WORK ORDER
Look through the entries for the string "shortcut" and copy every line where it shows up.

DATA UNDER STUDY
- - -

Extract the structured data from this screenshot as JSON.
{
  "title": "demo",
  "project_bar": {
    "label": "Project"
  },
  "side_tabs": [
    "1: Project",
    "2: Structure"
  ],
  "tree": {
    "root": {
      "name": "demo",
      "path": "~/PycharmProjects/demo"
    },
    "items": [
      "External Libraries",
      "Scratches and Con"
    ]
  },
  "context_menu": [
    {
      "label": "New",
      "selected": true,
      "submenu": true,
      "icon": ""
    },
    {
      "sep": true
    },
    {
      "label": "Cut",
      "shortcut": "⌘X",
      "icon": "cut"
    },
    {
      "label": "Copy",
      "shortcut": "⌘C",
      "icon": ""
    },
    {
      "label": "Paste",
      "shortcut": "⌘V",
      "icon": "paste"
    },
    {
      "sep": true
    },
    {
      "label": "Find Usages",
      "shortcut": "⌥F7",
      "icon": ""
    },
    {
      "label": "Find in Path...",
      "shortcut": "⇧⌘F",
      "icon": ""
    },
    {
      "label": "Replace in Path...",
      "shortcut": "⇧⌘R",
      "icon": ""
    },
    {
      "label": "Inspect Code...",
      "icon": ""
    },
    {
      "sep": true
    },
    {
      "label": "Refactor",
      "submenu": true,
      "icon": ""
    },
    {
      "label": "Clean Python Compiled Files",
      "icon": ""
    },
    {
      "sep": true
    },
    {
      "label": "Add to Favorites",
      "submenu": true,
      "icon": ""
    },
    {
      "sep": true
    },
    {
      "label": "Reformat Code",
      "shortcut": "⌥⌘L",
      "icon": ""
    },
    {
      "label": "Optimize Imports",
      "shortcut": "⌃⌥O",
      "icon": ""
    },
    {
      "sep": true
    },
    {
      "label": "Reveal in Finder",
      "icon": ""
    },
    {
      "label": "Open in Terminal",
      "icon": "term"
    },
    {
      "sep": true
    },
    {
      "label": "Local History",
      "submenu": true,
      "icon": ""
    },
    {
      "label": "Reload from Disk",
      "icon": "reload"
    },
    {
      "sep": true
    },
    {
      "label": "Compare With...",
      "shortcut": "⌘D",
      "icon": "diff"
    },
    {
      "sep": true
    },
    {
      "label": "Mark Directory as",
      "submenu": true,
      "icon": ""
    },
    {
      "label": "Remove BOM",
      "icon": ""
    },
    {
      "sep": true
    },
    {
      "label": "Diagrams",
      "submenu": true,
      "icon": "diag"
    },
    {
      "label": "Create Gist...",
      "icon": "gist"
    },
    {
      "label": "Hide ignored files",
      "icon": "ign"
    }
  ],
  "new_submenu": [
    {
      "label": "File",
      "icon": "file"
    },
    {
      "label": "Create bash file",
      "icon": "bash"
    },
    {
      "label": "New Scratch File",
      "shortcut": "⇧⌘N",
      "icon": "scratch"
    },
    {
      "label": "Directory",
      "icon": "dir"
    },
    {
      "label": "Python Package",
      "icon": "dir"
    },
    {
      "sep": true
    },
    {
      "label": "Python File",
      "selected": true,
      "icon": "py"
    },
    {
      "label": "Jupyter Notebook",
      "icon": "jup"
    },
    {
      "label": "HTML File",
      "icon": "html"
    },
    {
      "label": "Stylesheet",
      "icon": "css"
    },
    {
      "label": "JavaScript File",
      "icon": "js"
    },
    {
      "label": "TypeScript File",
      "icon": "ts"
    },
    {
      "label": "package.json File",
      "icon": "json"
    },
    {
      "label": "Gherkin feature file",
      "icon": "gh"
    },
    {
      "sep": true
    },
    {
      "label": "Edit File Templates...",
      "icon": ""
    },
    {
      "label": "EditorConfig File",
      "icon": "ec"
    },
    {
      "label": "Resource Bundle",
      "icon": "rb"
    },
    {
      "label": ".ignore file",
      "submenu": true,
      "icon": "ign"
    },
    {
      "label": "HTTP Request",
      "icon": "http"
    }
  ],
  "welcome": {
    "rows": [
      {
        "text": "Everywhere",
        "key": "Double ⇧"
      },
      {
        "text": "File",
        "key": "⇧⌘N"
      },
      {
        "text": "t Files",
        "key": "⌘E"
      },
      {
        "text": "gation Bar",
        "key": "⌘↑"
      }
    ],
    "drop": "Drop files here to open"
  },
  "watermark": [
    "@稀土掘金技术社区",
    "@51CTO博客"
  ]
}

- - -

SOLUTION TO THIS TASK
      "shortcut": "⌘X",
      "shortcut": "⌘C",
      "shortcut": "⌘V",
      "shortcut": "⌥F7",
      "shortcut": "⇧⌘F",
      "shortcut": "⇧⌘R",
      "shortcut": "⌥⌘L",
      "shortcut": "⌃⌥O",
      "shortcut": "⌘D",
      "shortcut": "⇧⌘N",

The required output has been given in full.